Bones Brigade icon Tommy Guerrero on keeping the creative spark alive

Bones Brigade icon Tommy Guerrero on keeping the creative spark alive

"I want it to hit people in the gut" — Cali skate OG Tommy Guerrero talks about how skating and music have always come together, stopping people in their tracks with his tunes and his new album, Perpetual.

Tommy Guerrero cemented his place in history at the forefront of California’s defining Bones Brigade skate team in the 1980s. His laid-back style was nothing short of iconic, becoming a symbol for street skating and standing out as one of the most important skateboarders of the era.

Although he stopped being pro years ago, he has continued with the other true creative passion in his life – music. Guerrero has crafted a wealth of songs over the years encompassing a range of influences from 70’s-style jams and soul, to bossa nova. The 49-year-old aims to create a mood with his music, something to touch the soul rather than the head that is created in and for the moment.

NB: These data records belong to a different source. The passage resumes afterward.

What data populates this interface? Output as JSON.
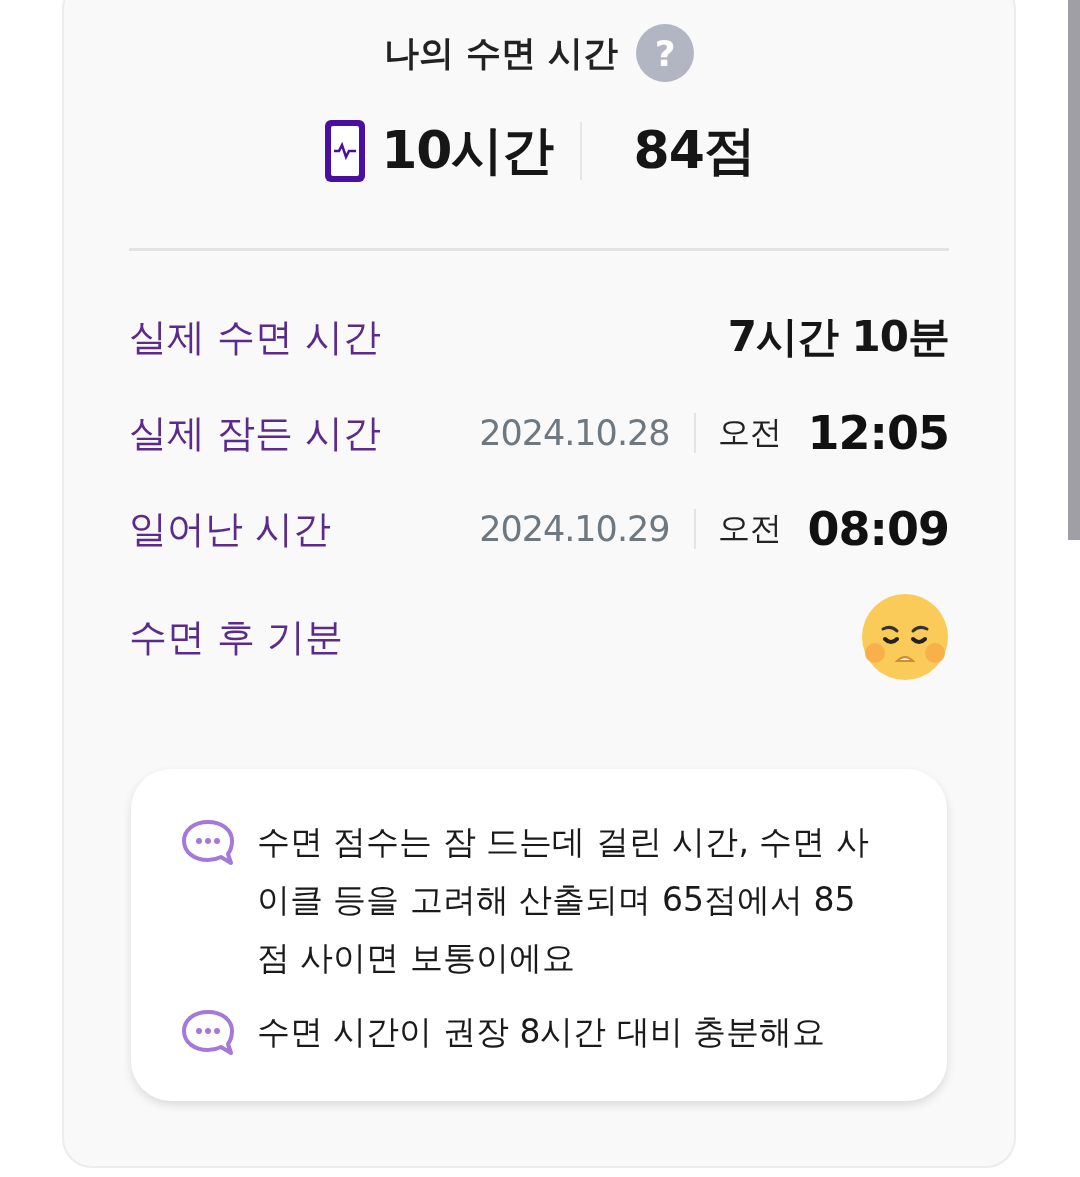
{
  "title": "나의 수면 시간",
  "help_glyph": "?",
  "summary": {
    "duration": "10시간",
    "score": "84점"
  },
  "rows": [
    {
      "kind": "duration",
      "label": "실제 수면 시간",
      "value": "7시간 10분"
    },
    {
      "kind": "time",
      "label": "실제 잠든 시간",
      "date": "2024.10.28",
      "meridiem": "오전",
      "time": "12:05"
    },
    {
      "kind": "time",
      "label": "일어난 시간",
      "date": "2024.10.29",
      "meridiem": "오전",
      "time": "08:09"
    },
    {
      "kind": "mood",
      "label": "수면 후 기분"
    }
  ],
  "notes": [
    "수면 점수는 잠 드는데 걸린 시간, 수면 사이클 등을 고려해 산출되며 65점에서 85점 사이면 보통이에요",
    "수면 시간이 권장 8시간 대비 충분해요"
  ]
}
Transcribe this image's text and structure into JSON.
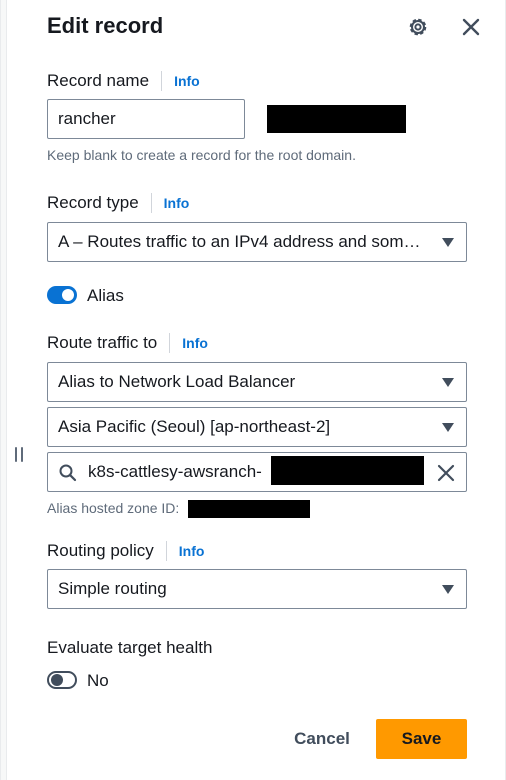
{
  "header": {
    "title": "Edit record",
    "settings_icon": "gear-icon",
    "close_icon": "close-icon"
  },
  "record_name": {
    "label": "Record name",
    "info": "Info",
    "value": "rancher",
    "hint": "Keep blank to create a record for the root domain."
  },
  "record_type": {
    "label": "Record type",
    "info": "Info",
    "value": "A – Routes traffic to an IPv4 address and some AWS resources"
  },
  "alias": {
    "label": "Alias",
    "enabled": true
  },
  "route_traffic": {
    "label": "Route traffic to",
    "info": "Info",
    "endpoint": "Alias to Network Load Balancer",
    "region": "Asia Pacific (Seoul) [ap-northeast-2]",
    "target_value": "k8s-cattlesy-awsranch-",
    "zone_id_label": "Alias hosted zone ID:"
  },
  "routing_policy": {
    "label": "Routing policy",
    "info": "Info",
    "value": "Simple routing"
  },
  "health": {
    "label": "Evaluate target health",
    "state_label": "No",
    "enabled": false
  },
  "actions": {
    "cancel": "Cancel",
    "save": "Save"
  },
  "colors": {
    "accent": "#0972d3",
    "save_button": "#ff9900"
  }
}
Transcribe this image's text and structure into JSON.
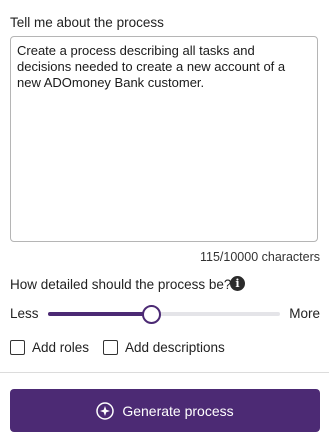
{
  "prompt": {
    "label": "Tell me about the process",
    "value": "Create a process describing all tasks and decisions needed to create a new account of a new ADOmoney Bank customer.",
    "char_count": "115/10000 characters"
  },
  "detail": {
    "label": "How detailed should the process be?",
    "info_icon": "info-icon",
    "slider": {
      "min_label": "Less",
      "max_label": "More",
      "value_fraction": 0.44
    }
  },
  "options": {
    "add_roles": {
      "label": "Add roles",
      "checked": false
    },
    "add_descriptions": {
      "label": "Add descriptions",
      "checked": false
    }
  },
  "actions": {
    "generate_label": "Generate process",
    "generate_icon": "sparkle-icon"
  },
  "colors": {
    "accent": "#4c2a74",
    "track": "#e4e4e8",
    "border": "#b5b5b5"
  }
}
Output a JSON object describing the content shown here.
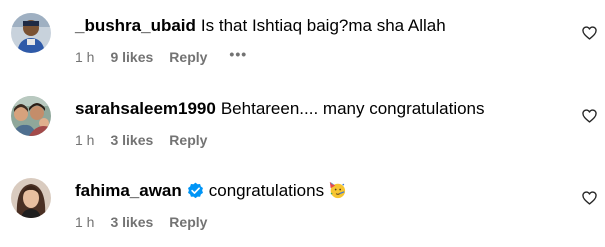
{
  "comments": [
    {
      "username": "_bushra_ubaid",
      "verified": false,
      "text": "Is that Ishtiaq baig?ma sha Allah",
      "time": "1 h",
      "likes": "9 likes",
      "reply": "Reply",
      "more": "•••"
    },
    {
      "username": "sarahsaleem1990",
      "verified": false,
      "text": "Behtareen.... many congratulations",
      "time": "1 h",
      "likes": "3 likes",
      "reply": "Reply"
    },
    {
      "username": "fahima_awan",
      "verified": true,
      "text": "congratulations",
      "emoji": "partying-face",
      "time": "1 h",
      "likes": "3 likes",
      "reply": "Reply"
    }
  ],
  "icons": {
    "like": "heart-outline-icon",
    "verified": "verified-badge-icon"
  },
  "colors": {
    "meta_text": "#737373",
    "verified_blue": "#0095f6",
    "text": "#000000"
  }
}
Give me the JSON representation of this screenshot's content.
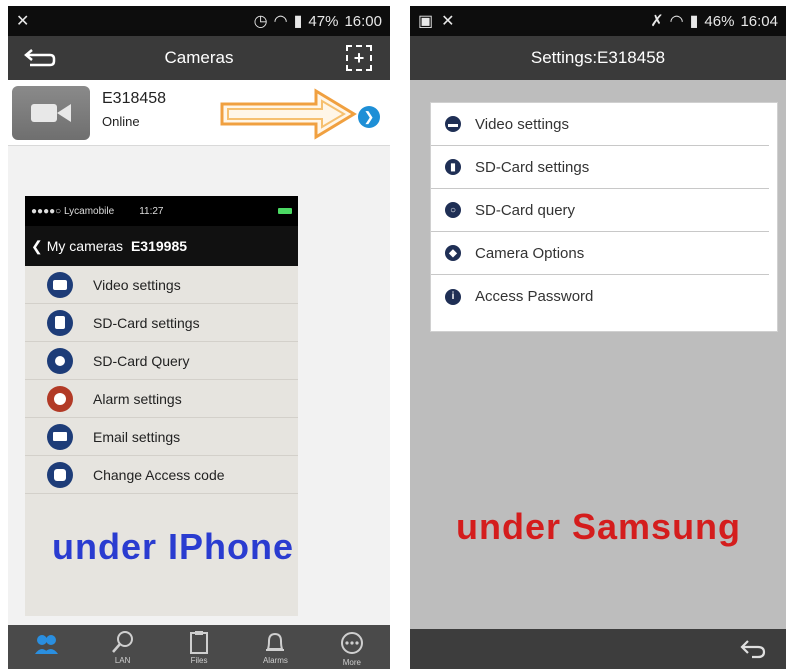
{
  "left_phone": {
    "status": {
      "battery": "47%",
      "time": "16:00"
    },
    "title": "Cameras",
    "camera": {
      "name": "E318458",
      "status": "Online"
    },
    "iphone": {
      "carrier": "●●●●○ Lycamobile",
      "time": "11:27",
      "back_label": "My cameras",
      "camera_id": "E319985",
      "items": [
        {
          "label": "Video settings",
          "icon": "video-icon",
          "color": "#1d3c78"
        },
        {
          "label": "SD-Card settings",
          "icon": "sdcard-icon",
          "color": "#1d3c78"
        },
        {
          "label": "SD-Card Query",
          "icon": "search-icon",
          "color": "#1d3c78"
        },
        {
          "label": "Alarm settings",
          "icon": "alarm-icon",
          "color": "#b23a26"
        },
        {
          "label": "Email settings",
          "icon": "email-icon",
          "color": "#1d3c78"
        },
        {
          "label": "Change Access code",
          "icon": "camera-options-icon",
          "color": "#1d3c78"
        }
      ]
    },
    "caption": "under IPhone",
    "tabs": [
      {
        "label": "",
        "icon": "devices-icon",
        "active": true
      },
      {
        "label": "LAN",
        "icon": "search-icon"
      },
      {
        "label": "Files",
        "icon": "files-icon"
      },
      {
        "label": "Alarms",
        "icon": "bell-icon"
      },
      {
        "label": "More",
        "icon": "more-icon"
      }
    ]
  },
  "right_phone": {
    "status": {
      "battery": "46%",
      "time": "16:04"
    },
    "title": "Settings:E318458",
    "items": [
      {
        "label": "Video settings",
        "icon": "video-icon"
      },
      {
        "label": "SD-Card settings",
        "icon": "sdcard-icon"
      },
      {
        "label": "SD-Card query",
        "icon": "search-icon"
      },
      {
        "label": "Camera Options",
        "icon": "camera-options-icon"
      },
      {
        "label": "Access Password",
        "icon": "info-icon"
      }
    ],
    "caption": "under Samsung"
  },
  "colors": {
    "accent_blue": "#1e8fd6",
    "arrow_orange": "#f0a040",
    "caption_blue": "#2a3cd0",
    "caption_red": "#d41d1d"
  }
}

‘The moment’ is what the skater and musician has always lived for, and Guerrero’s latest LP, Perpetual, certainly doesn’t stray from that. A continuation of the Japan-only release Perpetuum – he’s very big in Japan – released last year, he drew in a raw approach and recorded the album on an 8-track, which he’s wanted to do for a while.

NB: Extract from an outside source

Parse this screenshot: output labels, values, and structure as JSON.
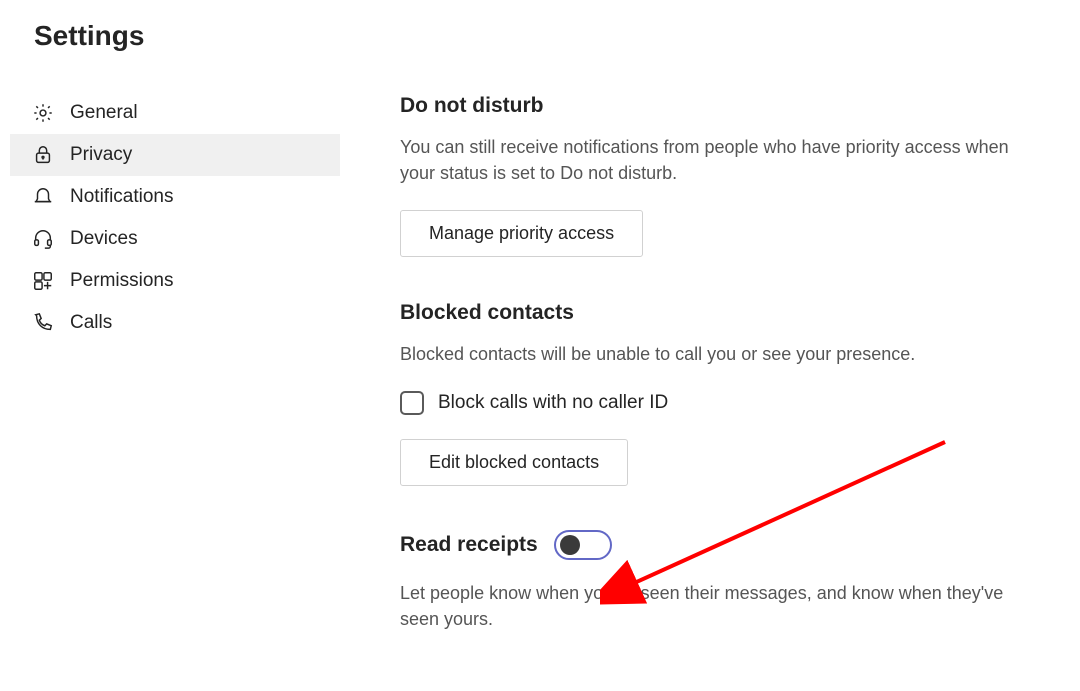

Songs such as ‘Water in you Hands’ and ‘At the Circles Edge’ evoke Guerrero’s aesthetic of being free, the songs limitlessly dancing around your head while guitars twang.

Huck caught up with Guerrero to chat about Perpetual.

Have music and skateboarding always been two things that have sat side-by-side for you?
Pretty much. I started playing music a few years after I started skating. Punk had hit the west coast skate scene and the DIY ethos went hand in hand with skate life. The fuck you attitude of punk resonated with skaters as we were seen as losers as well, so it was one big fuck off in chorus! So skating and music have always been intertwined in my life. As far as playing when I started travelling I couldn’t manage being in a band so I’d get music in however and whenever I could. The solo thing started as a necessity to create music. I needed that creative release.

You recorded Perpetual on 8-track. Is this something you have wanted to for a while? 
Yeah. Been tired of staring at the fucking computron and burning my retinas into ash so wanted to get back to basics. I started on a 4-track so this was an easy transition. It looks like a 4-track on steroids. I also like the sonic quality of tape. Different than digital in a way that seems a bit easier on the earballs. Also much more familiar as most of what I listen to was recorded on tape. It definitely has its challenges though. I’m down to six tracks as two have decided to go on strike. Need to find someone who can fix it. It weighs eighty pounds, so not easy to haul around.

How did the process differ to recording with a ‘computron’? Were you able to do more creatively because of its limitations?
It’s like night and day. You can’t edit your crappy takes! You either get it right or live with the imperfections, which I’m OK with. There’s a bunch of sketchy shit on this album – I think it enhances the humanity of the recording. We nor life are perfect. Nature is not perfect. I am far from even trying to reach any idea of perfection. I’m a hack jack!

You’ve said you want to “strip the tunes down and create more of an atmosphere than [be] concerned with writing ‘songs’”. Is this approach generally more comfortable for you when making music? 
Completely. I’m all about the moment and the mood. Writing songs and laboring over them kills the emotional quality and even the reason why the song came about. You lose that initial spark and fire. Music has a heavy emotional effect on me. I want to be in an “open” state when I record so the listener senses something more… something that transcends passive listening. I want it to hit people in the gut. Wait… what was I saying? Tangents…

You’ve previously said that you’re influenced by late 60s/early 70s Brazilian music. Does this album continue in that vein?
Hmm I don’t know. Not directly. More Mulatu Astatke than anything else. But I want to record some shit with my nylon string git again. A pedestrian attempt at bossa… with my own “unique” style… ha! Maybe on my 4-track. Super simple.

Perpetual is a continuation of Japan-only release Perpetuum. Will this new album be released everywhere?
Yessum. Or I hope so!! I don’t really know. Maybe some tunes will be licensed so I can eat burritos and beer for life!

How are you finding the touring life?
I never tour really. Just short stints here and there. I don’t have the luxury of really hitting the road. My son, work, $$$ cost, a lack of a band make it all pretty impossible. I just throw some shit together when I can. I love being on the road though.

What’s next for you after this album?
The poor house…! Dunno – trying to navigate the wild west of the music industry really takes the pep out of your step at times. I just don’t want Modular or myself to get stuck with 500 CDs/vinyl. 1 download and the world has it. Who knows…

Tommy Guerrero’s Perpetual is out now on Grand Palais.